§ **EXTRACTED DATA**:
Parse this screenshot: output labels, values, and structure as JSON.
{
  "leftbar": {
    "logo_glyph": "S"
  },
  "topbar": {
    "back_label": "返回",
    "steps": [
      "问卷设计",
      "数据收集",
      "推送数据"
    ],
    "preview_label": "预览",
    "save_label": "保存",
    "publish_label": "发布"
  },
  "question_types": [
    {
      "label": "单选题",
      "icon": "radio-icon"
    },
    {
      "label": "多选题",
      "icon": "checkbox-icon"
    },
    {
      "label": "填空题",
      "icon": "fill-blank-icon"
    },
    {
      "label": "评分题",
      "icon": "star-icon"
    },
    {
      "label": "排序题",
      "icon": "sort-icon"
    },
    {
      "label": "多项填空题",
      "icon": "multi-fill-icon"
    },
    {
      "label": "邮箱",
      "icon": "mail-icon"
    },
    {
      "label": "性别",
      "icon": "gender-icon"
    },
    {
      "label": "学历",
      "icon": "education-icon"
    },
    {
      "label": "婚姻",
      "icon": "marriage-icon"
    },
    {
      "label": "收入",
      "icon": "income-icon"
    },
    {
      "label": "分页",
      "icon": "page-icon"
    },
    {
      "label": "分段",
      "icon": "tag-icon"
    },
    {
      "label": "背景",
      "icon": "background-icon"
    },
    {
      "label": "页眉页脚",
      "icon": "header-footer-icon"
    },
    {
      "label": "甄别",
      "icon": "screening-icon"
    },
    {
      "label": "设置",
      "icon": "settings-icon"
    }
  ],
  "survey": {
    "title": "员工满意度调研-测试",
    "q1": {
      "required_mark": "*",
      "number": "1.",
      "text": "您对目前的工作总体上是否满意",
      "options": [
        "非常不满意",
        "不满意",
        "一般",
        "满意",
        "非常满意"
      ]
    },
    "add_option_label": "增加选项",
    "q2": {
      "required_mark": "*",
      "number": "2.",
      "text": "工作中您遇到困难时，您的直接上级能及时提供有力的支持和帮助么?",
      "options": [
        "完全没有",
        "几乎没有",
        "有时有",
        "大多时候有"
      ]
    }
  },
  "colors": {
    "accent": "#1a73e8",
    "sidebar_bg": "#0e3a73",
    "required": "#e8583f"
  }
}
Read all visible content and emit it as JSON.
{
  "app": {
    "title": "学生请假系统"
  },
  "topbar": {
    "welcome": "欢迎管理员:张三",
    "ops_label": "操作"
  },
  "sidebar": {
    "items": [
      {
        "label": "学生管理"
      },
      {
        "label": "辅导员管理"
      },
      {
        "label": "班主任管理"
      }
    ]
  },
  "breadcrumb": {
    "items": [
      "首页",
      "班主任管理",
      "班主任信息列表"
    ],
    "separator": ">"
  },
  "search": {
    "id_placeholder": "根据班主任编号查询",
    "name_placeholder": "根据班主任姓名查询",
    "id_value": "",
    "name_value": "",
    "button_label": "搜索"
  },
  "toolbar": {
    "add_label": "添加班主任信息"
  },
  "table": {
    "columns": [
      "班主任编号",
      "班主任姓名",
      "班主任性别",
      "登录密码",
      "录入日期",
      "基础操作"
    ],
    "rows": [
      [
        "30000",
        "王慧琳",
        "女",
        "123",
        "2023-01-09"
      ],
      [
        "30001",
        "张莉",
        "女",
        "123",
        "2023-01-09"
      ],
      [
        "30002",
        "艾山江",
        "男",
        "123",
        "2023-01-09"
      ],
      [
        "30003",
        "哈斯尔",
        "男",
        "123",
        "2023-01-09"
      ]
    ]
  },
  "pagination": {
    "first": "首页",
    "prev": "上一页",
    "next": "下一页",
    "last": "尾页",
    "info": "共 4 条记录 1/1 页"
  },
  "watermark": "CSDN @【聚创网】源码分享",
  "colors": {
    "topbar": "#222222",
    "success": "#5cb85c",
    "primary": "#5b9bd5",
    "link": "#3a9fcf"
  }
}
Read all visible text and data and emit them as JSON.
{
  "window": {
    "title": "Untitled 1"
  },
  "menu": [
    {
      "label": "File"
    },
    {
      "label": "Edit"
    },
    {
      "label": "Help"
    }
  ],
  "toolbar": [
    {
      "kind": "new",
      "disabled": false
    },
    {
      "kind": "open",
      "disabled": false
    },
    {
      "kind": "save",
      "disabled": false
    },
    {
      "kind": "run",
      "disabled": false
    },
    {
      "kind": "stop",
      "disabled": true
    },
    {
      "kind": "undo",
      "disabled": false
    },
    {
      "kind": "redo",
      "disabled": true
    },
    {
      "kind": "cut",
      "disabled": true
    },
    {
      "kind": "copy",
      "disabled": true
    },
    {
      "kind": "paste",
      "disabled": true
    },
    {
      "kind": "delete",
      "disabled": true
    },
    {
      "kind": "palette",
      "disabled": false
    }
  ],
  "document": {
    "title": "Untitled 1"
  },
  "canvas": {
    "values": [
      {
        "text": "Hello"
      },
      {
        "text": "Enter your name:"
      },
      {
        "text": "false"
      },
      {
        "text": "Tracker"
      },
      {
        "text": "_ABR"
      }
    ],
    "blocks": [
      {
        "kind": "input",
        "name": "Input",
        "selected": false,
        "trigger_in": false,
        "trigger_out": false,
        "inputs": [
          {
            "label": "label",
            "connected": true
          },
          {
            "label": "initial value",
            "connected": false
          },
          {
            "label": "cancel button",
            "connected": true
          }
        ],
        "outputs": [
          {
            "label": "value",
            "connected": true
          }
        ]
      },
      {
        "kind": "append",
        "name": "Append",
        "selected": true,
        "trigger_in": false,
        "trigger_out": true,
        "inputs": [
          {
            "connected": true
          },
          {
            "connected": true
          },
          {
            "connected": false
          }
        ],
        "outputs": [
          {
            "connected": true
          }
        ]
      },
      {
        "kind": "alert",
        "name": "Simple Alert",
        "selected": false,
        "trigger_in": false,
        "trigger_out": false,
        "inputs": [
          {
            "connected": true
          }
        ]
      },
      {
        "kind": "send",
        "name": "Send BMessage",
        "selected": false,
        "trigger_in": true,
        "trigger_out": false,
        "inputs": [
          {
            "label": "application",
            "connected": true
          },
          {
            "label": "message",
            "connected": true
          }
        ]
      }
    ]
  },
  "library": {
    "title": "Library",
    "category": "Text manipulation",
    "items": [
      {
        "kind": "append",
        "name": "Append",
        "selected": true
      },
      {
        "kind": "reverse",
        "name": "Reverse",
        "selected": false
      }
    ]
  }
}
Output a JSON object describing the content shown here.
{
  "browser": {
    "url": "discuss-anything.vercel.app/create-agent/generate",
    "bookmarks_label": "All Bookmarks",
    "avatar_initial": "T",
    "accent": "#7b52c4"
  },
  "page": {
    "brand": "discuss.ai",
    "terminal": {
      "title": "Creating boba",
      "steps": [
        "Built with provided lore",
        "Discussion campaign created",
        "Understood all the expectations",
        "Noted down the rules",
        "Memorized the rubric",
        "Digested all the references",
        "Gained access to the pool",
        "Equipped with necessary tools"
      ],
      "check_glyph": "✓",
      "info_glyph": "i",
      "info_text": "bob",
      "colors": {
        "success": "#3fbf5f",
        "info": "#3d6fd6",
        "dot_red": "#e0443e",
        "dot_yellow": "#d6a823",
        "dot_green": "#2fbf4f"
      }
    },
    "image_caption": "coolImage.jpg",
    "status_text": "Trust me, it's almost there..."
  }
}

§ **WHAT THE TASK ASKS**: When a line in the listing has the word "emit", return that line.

§ **RESPONSE**:
Read all visible content and emit it as JSON.
Read all visible text and data and emit them as JSON.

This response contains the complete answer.